Punk: People told me to write about what I know. Of course, there’s been a chorus of comments about me being straight edge. I’m not sure why it’s so surprising, I’ve been surrounded by people who drink my entire life. The sober guy always has the truest accounts of what happened the night before! The Thor who thinks he’s worthy but isn’t was easy to tackle.
Between making your comic book writing debut and training for your first UFC fight, you’re looking at a lot of major firsts in 2015. How satisfying is it to be exploring so much new territory right now in your career — and are there more worlds left you’d like to conquer?
Punk: I’m free for the first time to capitalize on all things that come my way. It’s exciting and refreshing. I enjoy doing new things, no matter how difficult. To tell you the truth, writing a comic book is more nerve-racking than getting punched in the face.
I’m waiting on Marvel to cast me in one of the upcoming awesome movies they got coming out! Always new worlds to conquer!
Rob, you’ve been mainly focused on “Chew” for the past several years. How much did you enjoy getting to move to a different type of setting for the “Thor Annual” — along with the chance to draw multiple iconic Marvel characters?
Guillory: It was a nice break from the usual “Chew” work, after six years and 47 issues of being totally engulfed in the world of Tony Chu. So it was really fun to stretch my legs with a totally different set of characters. Plus, I’ve been a Marvel fan since I was a kid, so getting to play with characters that I grew up with was a dream gig. And it was made even sweeter by the amount of creative freedom Marvel was willing to give us.
From the interior pages that have been seen to the variant cover you illustrated, it looks like you had a lot of fun with this story. Given how serious mainstream superhero comics can often be, how pleased were you to work on something comparatively lighter? And how much freedom were you both given to really embrace the craziness?
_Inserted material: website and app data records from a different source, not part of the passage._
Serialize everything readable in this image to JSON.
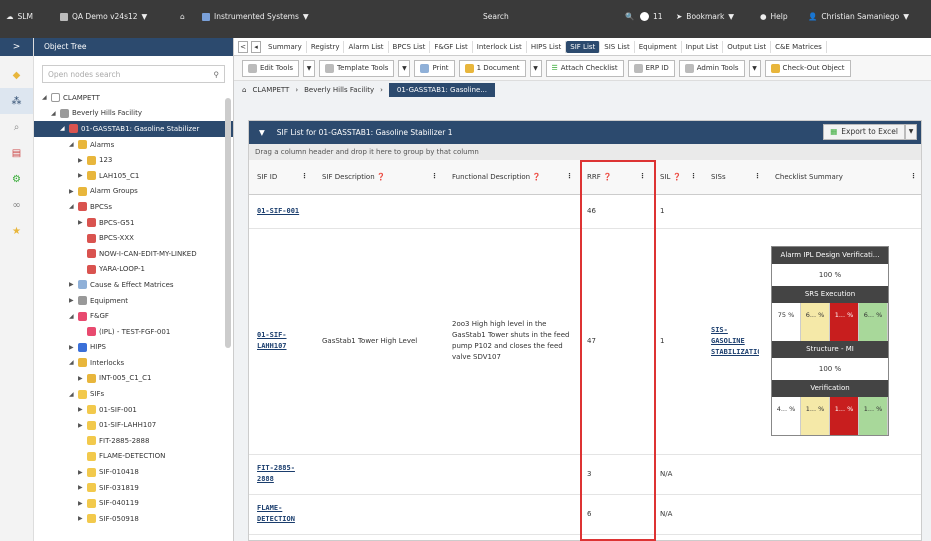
{
  "colors": {
    "topbar": "#3a3a3a",
    "nav": "#2c4a6e",
    "red_box": "#d33333",
    "white": "#ffffff",
    "amber": "#f5e9a8",
    "red": "#c81e1e",
    "green": "#a8d89a"
  },
  "topbar": {
    "app": "SLM",
    "project": "QA Demo v24s12",
    "home_icon": "home-icon",
    "system": "Instrumented Systems",
    "search": "Search",
    "notif_count": "11",
    "bookmark": "Bookmark",
    "help": "Help",
    "user": "Christian Samaniego"
  },
  "leftnav": {
    "toggle": ">",
    "icons": [
      "cube-icon",
      "tree-icon",
      "search-icon",
      "report-icon",
      "gear-icon",
      "link-icon",
      "star-icon"
    ]
  },
  "tree": {
    "title": "Object Tree",
    "search_placeholder": "Open nodes search",
    "nodes": [
      {
        "arrow": "◢",
        "label": "CLAMPETT",
        "icon": "#ffffff",
        "indent": 0
      },
      {
        "arrow": "◢",
        "label": "Beverly Hills Facility",
        "icon": "#9a9a9a",
        "indent": 1
      },
      {
        "arrow": "◢",
        "label": "01-GASSTAB1: Gasoline Stabilizer",
        "icon": "#d9534f",
        "indent": 2,
        "selected": true
      },
      {
        "arrow": "◢",
        "label": "Alarms",
        "icon": "#e8b63c",
        "indent": 3
      },
      {
        "arrow": "▶",
        "label": "123",
        "icon": "#e8b63c",
        "indent": 4
      },
      {
        "arrow": "▶",
        "label": "LAH105_C1",
        "icon": "#e8b63c",
        "indent": 4
      },
      {
        "arrow": "▶",
        "label": "Alarm Groups",
        "icon": "#e8b63c",
        "indent": 3
      },
      {
        "arrow": "◢",
        "label": "BPCSs",
        "icon": "#d9534f",
        "indent": 3
      },
      {
        "arrow": "▶",
        "label": "BPCS-G51",
        "icon": "#d9534f",
        "indent": 4
      },
      {
        "arrow": "",
        "label": "BPCS-XXX",
        "icon": "#d9534f",
        "indent": 4
      },
      {
        "arrow": "",
        "label": "NOW-I-CAN-EDIT-MY-LINKED",
        "icon": "#d9534f",
        "indent": 4
      },
      {
        "arrow": "",
        "label": "YARA-LOOP-1",
        "icon": "#d9534f",
        "indent": 4
      },
      {
        "arrow": "▶",
        "label": "Cause & Effect Matrices",
        "icon": "#8fb0d8",
        "indent": 3
      },
      {
        "arrow": "▶",
        "label": "Equipment",
        "icon": "#999999",
        "indent": 3
      },
      {
        "arrow": "◢",
        "label": "F&GF",
        "icon": "#e84a6f",
        "indent": 3
      },
      {
        "arrow": "",
        "label": "(IPL) - TEST-FGF-001",
        "icon": "#e84a6f",
        "indent": 4
      },
      {
        "arrow": "▶",
        "label": "HIPS",
        "icon": "#3a6fd8",
        "indent": 3
      },
      {
        "arrow": "◢",
        "label": "Interlocks",
        "icon": "#e8b63c",
        "indent": 3
      },
      {
        "arrow": "▶",
        "label": "INT-005_C1_C1",
        "icon": "#e8b63c",
        "indent": 4
      },
      {
        "arrow": "◢",
        "label": "SIFs",
        "icon": "#f2c94c",
        "indent": 3
      },
      {
        "arrow": "▶",
        "label": "01-SIF-001",
        "icon": "#f2c94c",
        "indent": 4
      },
      {
        "arrow": "▶",
        "label": "01-SIF-LAHH107",
        "icon": "#f2c94c",
        "indent": 4
      },
      {
        "arrow": "",
        "label": "FIT-2885-2888",
        "icon": "#f2c94c",
        "indent": 4
      },
      {
        "arrow": "",
        "label": "FLAME-DETECTION",
        "icon": "#f2c94c",
        "indent": 4
      },
      {
        "arrow": "▶",
        "label": "SIF-010418",
        "icon": "#f2c94c",
        "indent": 4
      },
      {
        "arrow": "▶",
        "label": "SIF-031819",
        "icon": "#f2c94c",
        "indent": 4
      },
      {
        "arrow": "▶",
        "label": "SIF-040119",
        "icon": "#f2c94c",
        "indent": 4
      },
      {
        "arrow": "▶",
        "label": "SIF-050918",
        "icon": "#f2c94c",
        "indent": 4
      }
    ]
  },
  "tabs": [
    "Summary",
    "Registry",
    "Alarm List",
    "BPCS List",
    "F&GF List",
    "Interlock List",
    "HIPS List",
    "SIF List",
    "SIS List",
    "Equipment",
    "Input List",
    "Output List",
    "C&E Matrices"
  ],
  "active_tab": "SIF List",
  "toolbar": {
    "edit_tools": "Edit Tools",
    "template_tools": "Template Tools",
    "print": "Print",
    "document": "1 Document",
    "attach_checklist": "Attach Checklist",
    "erp_id": "ERP ID",
    "admin_tools": "Admin Tools",
    "checkout": "Check-Out Object"
  },
  "breadcrumb": [
    "CLAMPETT",
    "Beverly Hills Facility",
    "01-GASSTAB1: Gasoline..."
  ],
  "panel": {
    "title": "SIF List for 01-GASSTAB1: Gasoline Stabilizer 1",
    "export": "Export to Excel",
    "group_hint": "Drag a column header and drop it here to group by that column"
  },
  "columns": [
    "SIF ID",
    "SIF Description",
    "Functional Description",
    "RRF",
    "SIL",
    "SISs",
    "Checklist Summary"
  ],
  "rows": [
    {
      "id": "01-SIF-001",
      "desc": "",
      "func": "",
      "rrf": "46",
      "sil": "1",
      "sis": ""
    },
    {
      "id": "01-SIF-LAHH107",
      "desc": "GasStab1 Tower High Level",
      "func": "2oo3 High high level in the GasStab1 Tower shuts in the feed pump P102 and closes the feed valve SDV107",
      "rrf": "47",
      "sil": "1",
      "sis": "SIS-GASOLINE STABILIZATION 1"
    },
    {
      "id": "FIT-2885-2888",
      "desc": "",
      "func": "",
      "rrf": "3",
      "sil": "N/A",
      "sis": ""
    },
    {
      "id": "FLAME-DETECTION",
      "desc": "",
      "func": "",
      "rrf": "6",
      "sil": "N/A",
      "sis": ""
    }
  ],
  "checklist": {
    "sections": [
      {
        "title": "Alarm IPL Design Verificati...",
        "value": "100 %"
      },
      {
        "title": "SRS Execution",
        "quad": [
          "75 %",
          "6... %",
          "1... %",
          "6... %"
        ]
      },
      {
        "title": "Structure - MI",
        "value": "100 %"
      },
      {
        "title": "Verification",
        "quad": [
          "4... %",
          "1... %",
          "1... %",
          "1... %"
        ]
      }
    ]
  }
}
Guillory: Yeah, I had a blast working on this. And honestly, as a creator who primarily does weird non-Big 2 work, I was sorta waiting for my Marvel editors to crack the whip at some point and say “Hey, you can’t draw Hulk with a Luchador Mask. That’s too crazy.” But that never happened. Literally, every crazy, silly idea I contributed was met with the editors saying “That sounds hilarious. Do that.” I was able to draw the crazy Marvel comic I wanted to, and I’m still in disbelief a bit. I sorta feel like I got away with murder.
Punk, you’ve made it clear that, for as much as your schedule allows, you’d like to continue writing comics. How much thought have you given to what you want to do in your next story? And as a first-time comics writer, how much did the experience live up to — or defy — the expectations you had going in?
Punk: I’m still gong to write Punisher. Some day. I figure once I get some more jobs under my belt the experience will help me formulate a much longer story. I’ve talked with Marvel about what’s next and it’s going to be great!
Writing a comic for the first time was a little harder than I thought. I expected it to just come out when inspiration hit me but I really had to lock myself in a room and focus. Once I did that, it was cake.
“Chew” of course keeps you busy, Rob, but are you hoping to do more at Marvel down the road? Or are you planning on primarily sticking with the creator-owned realm?
Guillory: Well, “Chew” is winding down fast, so that’s a factor. We’ll be wrapping it at issue #60 in a little over a year, so after that, I’m absolutely planning to pitch some Marvel stuff. And even in the meantime before “Chew” ends, I’m open to occasional Marvel cameos.
“Chew” is my absolute priority right now, and I absolutely plan to do more creator-owned stuff post-“Chew,” but yeah, I’d love to play with more Marvel characters down the road. I’m a Marvel kid at heart.
“Thor Annual” #1 is on sale now. [CBR Senior Editor Stephen Gerding contributed to this report.]